### Required action
Pull every line that includes the word "view" from the data.

[Records contained in a dataset]
************
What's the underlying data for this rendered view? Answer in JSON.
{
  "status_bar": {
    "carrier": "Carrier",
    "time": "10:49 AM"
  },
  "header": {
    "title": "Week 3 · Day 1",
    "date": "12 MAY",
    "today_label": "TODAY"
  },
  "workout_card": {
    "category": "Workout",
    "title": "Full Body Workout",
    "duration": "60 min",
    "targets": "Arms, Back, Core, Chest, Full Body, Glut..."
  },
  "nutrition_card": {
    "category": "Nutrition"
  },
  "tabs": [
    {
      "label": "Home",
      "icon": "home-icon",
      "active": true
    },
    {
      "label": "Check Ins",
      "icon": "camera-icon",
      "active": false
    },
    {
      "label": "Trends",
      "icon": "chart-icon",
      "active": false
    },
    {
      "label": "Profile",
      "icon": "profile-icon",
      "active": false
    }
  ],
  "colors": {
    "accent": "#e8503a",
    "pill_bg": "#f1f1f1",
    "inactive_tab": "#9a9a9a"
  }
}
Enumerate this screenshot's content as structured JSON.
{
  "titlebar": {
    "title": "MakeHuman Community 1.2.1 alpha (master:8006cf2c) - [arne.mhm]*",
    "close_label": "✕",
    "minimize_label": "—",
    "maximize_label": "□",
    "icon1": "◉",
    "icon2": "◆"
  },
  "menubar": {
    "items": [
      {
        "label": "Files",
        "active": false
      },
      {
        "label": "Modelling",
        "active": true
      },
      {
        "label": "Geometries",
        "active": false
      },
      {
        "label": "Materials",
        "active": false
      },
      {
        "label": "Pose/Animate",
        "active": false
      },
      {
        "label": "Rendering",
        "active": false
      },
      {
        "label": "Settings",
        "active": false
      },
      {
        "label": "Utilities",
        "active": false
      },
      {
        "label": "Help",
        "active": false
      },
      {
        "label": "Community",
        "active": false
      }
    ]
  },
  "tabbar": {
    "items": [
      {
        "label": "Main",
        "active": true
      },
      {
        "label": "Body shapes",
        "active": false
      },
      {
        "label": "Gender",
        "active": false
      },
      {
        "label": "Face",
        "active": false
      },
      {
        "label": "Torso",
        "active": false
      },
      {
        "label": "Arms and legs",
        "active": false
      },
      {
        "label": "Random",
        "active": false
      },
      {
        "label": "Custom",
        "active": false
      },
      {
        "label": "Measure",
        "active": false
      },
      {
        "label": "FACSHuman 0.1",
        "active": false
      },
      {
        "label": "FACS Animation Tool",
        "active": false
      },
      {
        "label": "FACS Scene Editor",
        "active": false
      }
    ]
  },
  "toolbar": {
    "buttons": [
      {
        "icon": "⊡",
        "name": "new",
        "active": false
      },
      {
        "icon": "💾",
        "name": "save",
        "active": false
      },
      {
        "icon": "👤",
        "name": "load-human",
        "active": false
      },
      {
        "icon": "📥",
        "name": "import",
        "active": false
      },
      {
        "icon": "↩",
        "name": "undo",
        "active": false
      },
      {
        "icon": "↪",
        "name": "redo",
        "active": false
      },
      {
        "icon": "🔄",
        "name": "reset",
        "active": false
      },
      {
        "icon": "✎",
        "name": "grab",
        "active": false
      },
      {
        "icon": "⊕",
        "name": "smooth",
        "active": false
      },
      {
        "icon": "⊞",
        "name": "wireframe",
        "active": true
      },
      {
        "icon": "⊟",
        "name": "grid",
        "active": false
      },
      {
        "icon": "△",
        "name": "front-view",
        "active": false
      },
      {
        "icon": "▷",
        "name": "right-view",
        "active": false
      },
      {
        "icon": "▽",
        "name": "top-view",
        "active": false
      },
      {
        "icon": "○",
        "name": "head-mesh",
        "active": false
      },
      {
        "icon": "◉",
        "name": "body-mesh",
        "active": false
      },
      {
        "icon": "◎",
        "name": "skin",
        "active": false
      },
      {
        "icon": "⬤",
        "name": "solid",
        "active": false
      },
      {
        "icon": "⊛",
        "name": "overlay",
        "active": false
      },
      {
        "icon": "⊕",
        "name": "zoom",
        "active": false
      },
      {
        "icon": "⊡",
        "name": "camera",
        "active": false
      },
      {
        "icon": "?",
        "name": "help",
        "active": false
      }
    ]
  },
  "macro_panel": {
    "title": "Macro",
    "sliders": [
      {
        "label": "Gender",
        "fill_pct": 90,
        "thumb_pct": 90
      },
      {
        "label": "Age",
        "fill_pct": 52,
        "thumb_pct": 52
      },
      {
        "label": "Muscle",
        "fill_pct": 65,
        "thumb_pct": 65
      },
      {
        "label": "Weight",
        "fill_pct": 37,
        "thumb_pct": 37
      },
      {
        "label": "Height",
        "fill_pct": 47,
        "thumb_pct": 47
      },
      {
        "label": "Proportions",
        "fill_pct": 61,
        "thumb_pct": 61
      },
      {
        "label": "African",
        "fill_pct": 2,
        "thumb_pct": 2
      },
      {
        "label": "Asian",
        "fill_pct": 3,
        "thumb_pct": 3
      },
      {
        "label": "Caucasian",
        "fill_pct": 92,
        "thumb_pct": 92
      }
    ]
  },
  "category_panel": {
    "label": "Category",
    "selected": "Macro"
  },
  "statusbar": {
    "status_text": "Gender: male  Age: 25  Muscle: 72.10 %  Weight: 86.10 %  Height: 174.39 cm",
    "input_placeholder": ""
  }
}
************
### Result of the exercise
What's the underlying data for this rendered view? Answer in JSON.
        "name": "front-view",
        "name": "right-view",
        "name": "top-view",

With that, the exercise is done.